(App and web page records)
%%
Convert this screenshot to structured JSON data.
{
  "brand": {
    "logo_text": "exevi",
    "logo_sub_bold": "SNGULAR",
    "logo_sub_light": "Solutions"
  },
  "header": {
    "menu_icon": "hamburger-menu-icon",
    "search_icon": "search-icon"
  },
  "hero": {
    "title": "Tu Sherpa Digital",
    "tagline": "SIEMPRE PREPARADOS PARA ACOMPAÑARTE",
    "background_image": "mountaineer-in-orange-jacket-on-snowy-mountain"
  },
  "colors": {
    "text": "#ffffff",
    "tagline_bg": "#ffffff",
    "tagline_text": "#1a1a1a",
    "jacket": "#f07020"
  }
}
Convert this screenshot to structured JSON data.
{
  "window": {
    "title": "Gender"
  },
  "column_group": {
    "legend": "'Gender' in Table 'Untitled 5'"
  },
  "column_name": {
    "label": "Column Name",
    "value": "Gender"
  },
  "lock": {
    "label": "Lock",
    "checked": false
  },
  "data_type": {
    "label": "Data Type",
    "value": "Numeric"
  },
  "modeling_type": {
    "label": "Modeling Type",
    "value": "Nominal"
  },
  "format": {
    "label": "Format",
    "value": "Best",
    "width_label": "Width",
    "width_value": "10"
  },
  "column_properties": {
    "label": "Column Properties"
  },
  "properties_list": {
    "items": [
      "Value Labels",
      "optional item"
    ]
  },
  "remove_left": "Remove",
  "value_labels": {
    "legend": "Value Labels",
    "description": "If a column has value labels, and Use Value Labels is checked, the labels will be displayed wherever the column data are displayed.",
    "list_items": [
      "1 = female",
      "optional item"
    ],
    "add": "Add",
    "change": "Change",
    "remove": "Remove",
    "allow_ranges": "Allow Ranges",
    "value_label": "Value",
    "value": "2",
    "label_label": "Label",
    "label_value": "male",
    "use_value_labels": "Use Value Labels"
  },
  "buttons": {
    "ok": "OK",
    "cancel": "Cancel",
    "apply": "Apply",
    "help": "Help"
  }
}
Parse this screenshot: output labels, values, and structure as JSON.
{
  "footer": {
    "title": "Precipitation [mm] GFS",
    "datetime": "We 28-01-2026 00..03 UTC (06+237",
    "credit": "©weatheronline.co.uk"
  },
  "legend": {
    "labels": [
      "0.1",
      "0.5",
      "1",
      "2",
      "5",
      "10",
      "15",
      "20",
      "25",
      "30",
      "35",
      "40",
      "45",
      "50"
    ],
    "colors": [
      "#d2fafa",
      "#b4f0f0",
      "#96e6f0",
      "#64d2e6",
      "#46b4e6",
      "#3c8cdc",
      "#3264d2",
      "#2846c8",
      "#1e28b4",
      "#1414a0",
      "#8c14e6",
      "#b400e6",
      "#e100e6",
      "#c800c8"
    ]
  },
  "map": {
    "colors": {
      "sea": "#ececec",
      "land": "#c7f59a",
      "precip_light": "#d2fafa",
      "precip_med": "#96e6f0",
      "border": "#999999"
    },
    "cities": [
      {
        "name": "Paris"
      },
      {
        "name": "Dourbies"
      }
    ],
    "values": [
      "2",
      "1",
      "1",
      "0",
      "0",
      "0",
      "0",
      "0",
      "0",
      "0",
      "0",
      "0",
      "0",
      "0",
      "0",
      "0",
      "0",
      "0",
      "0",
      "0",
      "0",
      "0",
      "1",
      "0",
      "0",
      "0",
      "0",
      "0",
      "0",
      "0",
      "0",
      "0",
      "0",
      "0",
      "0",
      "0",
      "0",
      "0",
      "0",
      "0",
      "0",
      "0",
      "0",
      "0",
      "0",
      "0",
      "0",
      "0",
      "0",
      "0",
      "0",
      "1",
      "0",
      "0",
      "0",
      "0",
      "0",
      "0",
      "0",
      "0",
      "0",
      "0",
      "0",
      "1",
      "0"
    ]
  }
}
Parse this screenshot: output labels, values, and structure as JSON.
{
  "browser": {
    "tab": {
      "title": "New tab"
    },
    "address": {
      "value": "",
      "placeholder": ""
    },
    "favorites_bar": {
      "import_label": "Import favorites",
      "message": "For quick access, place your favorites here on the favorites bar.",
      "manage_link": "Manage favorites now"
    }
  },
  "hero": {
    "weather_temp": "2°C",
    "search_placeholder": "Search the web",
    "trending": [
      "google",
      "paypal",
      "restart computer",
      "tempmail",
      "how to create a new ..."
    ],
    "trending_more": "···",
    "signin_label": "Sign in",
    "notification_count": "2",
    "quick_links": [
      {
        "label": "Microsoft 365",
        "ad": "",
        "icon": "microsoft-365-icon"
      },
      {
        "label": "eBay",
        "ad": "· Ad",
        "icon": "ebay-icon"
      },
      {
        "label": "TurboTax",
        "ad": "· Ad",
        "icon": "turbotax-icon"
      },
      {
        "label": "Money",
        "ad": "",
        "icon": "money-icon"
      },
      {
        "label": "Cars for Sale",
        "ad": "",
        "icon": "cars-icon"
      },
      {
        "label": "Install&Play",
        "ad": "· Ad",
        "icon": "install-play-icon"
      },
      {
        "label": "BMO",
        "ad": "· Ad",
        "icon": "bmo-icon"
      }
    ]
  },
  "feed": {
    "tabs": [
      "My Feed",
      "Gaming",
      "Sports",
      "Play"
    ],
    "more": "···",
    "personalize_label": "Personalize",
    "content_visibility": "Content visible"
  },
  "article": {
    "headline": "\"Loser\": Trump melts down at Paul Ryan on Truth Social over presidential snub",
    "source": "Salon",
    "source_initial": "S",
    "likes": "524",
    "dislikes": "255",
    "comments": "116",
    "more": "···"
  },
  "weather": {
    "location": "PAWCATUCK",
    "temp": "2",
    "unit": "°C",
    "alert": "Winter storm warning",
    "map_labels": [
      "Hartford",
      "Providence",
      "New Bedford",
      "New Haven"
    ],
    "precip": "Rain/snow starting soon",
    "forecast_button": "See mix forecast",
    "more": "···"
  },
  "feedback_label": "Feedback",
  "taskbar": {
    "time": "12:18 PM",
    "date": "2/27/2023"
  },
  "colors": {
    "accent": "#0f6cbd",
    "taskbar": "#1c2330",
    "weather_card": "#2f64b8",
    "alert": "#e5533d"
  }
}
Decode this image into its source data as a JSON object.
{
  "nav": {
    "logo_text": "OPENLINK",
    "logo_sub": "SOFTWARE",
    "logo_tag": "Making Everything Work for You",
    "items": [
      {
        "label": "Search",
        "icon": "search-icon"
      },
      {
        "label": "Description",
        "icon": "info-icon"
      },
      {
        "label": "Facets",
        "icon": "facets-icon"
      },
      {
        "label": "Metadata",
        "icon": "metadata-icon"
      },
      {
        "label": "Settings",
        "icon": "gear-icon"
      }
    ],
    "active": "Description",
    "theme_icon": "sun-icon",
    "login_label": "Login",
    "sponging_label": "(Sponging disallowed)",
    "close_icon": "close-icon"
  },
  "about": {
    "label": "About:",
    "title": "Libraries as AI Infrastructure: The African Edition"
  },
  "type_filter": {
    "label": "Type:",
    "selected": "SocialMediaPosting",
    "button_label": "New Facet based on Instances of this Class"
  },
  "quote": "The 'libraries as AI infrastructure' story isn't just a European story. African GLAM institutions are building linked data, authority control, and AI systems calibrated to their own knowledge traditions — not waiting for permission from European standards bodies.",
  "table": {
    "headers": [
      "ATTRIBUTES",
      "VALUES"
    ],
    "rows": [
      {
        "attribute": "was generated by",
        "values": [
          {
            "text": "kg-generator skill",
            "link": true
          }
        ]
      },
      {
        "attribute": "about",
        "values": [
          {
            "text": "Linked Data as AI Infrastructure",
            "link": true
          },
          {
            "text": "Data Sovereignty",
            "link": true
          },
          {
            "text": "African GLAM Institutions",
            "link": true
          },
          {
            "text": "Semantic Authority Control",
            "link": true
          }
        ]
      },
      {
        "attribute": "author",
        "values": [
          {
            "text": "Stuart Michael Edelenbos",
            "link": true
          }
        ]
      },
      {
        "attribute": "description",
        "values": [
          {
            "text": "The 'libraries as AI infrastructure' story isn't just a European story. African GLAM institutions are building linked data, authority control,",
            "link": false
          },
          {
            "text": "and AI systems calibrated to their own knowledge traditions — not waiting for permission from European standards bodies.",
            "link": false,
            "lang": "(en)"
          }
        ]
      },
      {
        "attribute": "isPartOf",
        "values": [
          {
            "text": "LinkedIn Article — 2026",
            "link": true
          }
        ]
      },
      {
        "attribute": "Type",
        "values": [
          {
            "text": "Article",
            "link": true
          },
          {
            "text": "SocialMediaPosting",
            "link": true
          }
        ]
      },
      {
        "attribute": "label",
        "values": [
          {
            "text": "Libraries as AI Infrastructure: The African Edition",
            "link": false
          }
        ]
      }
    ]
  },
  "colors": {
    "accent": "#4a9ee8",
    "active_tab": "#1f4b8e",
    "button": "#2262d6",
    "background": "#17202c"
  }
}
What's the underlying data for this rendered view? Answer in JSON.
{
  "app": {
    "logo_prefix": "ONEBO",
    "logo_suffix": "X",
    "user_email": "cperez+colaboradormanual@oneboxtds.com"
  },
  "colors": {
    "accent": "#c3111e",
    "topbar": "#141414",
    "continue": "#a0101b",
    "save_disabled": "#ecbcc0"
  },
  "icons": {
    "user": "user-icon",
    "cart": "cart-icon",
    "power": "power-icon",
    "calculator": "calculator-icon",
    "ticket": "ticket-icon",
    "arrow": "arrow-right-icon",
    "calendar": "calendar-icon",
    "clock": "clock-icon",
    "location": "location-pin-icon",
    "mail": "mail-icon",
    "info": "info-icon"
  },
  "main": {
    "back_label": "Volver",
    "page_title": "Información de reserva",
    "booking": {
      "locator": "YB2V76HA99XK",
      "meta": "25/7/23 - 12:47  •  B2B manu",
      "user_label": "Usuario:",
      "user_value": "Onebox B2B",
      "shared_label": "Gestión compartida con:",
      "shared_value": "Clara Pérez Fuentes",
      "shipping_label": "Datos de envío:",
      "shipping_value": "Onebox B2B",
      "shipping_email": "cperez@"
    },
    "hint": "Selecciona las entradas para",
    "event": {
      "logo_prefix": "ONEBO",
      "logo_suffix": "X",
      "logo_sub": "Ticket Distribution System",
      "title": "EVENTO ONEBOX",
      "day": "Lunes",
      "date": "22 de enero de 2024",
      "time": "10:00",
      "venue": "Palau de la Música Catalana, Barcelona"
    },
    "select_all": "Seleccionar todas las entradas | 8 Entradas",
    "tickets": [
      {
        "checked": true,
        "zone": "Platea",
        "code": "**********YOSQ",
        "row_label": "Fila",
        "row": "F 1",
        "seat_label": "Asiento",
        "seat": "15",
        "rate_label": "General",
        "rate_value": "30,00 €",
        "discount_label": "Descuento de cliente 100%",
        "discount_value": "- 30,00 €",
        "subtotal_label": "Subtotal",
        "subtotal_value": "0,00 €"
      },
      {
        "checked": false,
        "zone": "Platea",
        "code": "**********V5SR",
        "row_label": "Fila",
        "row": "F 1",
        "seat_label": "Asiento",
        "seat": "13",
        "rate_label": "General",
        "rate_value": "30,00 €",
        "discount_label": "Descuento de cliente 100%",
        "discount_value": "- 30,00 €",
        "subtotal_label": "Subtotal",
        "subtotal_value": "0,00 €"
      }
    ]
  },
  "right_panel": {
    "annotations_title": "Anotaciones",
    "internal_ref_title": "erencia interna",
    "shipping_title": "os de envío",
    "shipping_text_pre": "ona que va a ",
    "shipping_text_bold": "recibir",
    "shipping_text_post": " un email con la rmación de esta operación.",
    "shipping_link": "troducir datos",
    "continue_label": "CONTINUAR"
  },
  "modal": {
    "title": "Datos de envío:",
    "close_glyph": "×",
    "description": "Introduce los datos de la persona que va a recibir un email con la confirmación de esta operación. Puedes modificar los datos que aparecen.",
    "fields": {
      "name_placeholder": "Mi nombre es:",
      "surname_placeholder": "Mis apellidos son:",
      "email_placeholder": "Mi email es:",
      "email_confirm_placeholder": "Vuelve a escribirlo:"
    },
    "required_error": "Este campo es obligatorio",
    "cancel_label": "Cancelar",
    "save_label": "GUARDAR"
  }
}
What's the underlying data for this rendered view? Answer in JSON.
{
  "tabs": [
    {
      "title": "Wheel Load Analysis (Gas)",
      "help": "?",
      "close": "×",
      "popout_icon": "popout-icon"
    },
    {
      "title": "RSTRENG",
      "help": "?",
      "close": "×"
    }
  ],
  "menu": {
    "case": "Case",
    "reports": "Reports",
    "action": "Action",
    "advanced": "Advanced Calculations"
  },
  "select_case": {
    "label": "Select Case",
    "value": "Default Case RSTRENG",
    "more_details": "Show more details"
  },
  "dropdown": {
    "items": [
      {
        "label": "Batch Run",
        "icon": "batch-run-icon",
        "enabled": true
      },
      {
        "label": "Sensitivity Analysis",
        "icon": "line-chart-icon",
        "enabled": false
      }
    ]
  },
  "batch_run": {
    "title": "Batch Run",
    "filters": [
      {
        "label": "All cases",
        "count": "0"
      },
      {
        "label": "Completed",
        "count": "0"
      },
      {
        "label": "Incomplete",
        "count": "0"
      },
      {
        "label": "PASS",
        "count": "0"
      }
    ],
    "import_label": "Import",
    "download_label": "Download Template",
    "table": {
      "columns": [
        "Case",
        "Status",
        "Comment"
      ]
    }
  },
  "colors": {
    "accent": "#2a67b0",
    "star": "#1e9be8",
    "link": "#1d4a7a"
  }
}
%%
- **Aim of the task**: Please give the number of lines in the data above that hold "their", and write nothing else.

- **Problem solution**: 2